It really is amazing the difference a year can make. A year ago today, we were on the eve of beginning our first and only IVF cycle. We had a fridge full of medicine, boxes full of needles and brains full of nervousness. Today, though, we walked into the agency’s office with hearts full of grief and brains full of questions. I left, however, feeling hopeful for the first time in 8 months.
It really is quite hard to put into words the emotions associated with the loss of a child. And although there are several that have been in our very unfortunate shoes, it still feels like no one will ever know the pain we went through. I don’t know how to explain the sadness that comes with loss of a child after several sorrowful years of infertility. We love him and we miss him every single day. Those words seem so plain to read. I miss my baby. I miss the way he moved. The way he looked so much like his daddy. His eyelids. His long legs. The way I took care of myself in order to take care of him. He was so very much a part of me.
I heard someone say something recently that really resonated with me. Most people will try to assuage the sadness with sentiments religious in nature. Like, “God has a reason for everything.” And while these statements are by no means malicious in nature (quite the opposite really, religion is comforting for the faithful)– they are not comforting to a parent who has lost a child. What this person said in response to those comments was this– “it was simply not worth the lesson”. Nothing that will happen, no path in life, no reward in journey will ever be worth the loss of our son. I would give every single thing I could to have him with me. To hear his voice, to kiss his head, to teach him things and to laugh with him.
Today I felt like the universe helped me settle my mind. Adoption seems very overwhelming. There are so many steps and so much paperwork and fundraising…it’s overwhelming. It’s frustrating. But we want to be parents together. We are ready to be Mom and Dad. To teach our child all the things we love in this world and help them to find the things that they love. To watch each other as husband and wife learn how to become Mom and Dad. We’re ready.

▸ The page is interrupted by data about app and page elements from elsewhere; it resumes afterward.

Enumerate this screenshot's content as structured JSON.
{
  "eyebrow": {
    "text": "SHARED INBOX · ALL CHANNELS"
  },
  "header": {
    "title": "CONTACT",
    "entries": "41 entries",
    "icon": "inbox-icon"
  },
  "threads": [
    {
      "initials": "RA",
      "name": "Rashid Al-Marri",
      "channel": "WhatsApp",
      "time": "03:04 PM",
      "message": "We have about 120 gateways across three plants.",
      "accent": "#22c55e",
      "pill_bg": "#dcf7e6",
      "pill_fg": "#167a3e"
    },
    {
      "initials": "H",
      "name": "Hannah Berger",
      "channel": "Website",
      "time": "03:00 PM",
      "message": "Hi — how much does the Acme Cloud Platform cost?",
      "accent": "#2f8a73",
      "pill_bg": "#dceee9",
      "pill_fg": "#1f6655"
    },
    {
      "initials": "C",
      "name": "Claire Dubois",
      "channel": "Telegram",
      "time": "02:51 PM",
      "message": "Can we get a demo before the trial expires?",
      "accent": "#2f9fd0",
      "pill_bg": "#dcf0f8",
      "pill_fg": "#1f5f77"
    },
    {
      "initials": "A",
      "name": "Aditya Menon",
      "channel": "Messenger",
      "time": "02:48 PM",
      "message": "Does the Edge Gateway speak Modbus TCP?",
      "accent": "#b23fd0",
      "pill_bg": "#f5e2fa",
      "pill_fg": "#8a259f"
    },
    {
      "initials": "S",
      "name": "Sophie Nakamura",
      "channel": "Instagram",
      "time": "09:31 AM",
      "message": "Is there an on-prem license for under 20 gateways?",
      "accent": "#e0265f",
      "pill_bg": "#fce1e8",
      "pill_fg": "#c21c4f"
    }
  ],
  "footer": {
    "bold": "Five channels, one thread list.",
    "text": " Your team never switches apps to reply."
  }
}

We left the agency’s office holding hands. We hugged in the parking lot and decided that things felt right– even more than right, they felt doable. They felt less overwhelming and more possible. And possible isn’t a feeling I’ve felt in a long while. We’ll take it.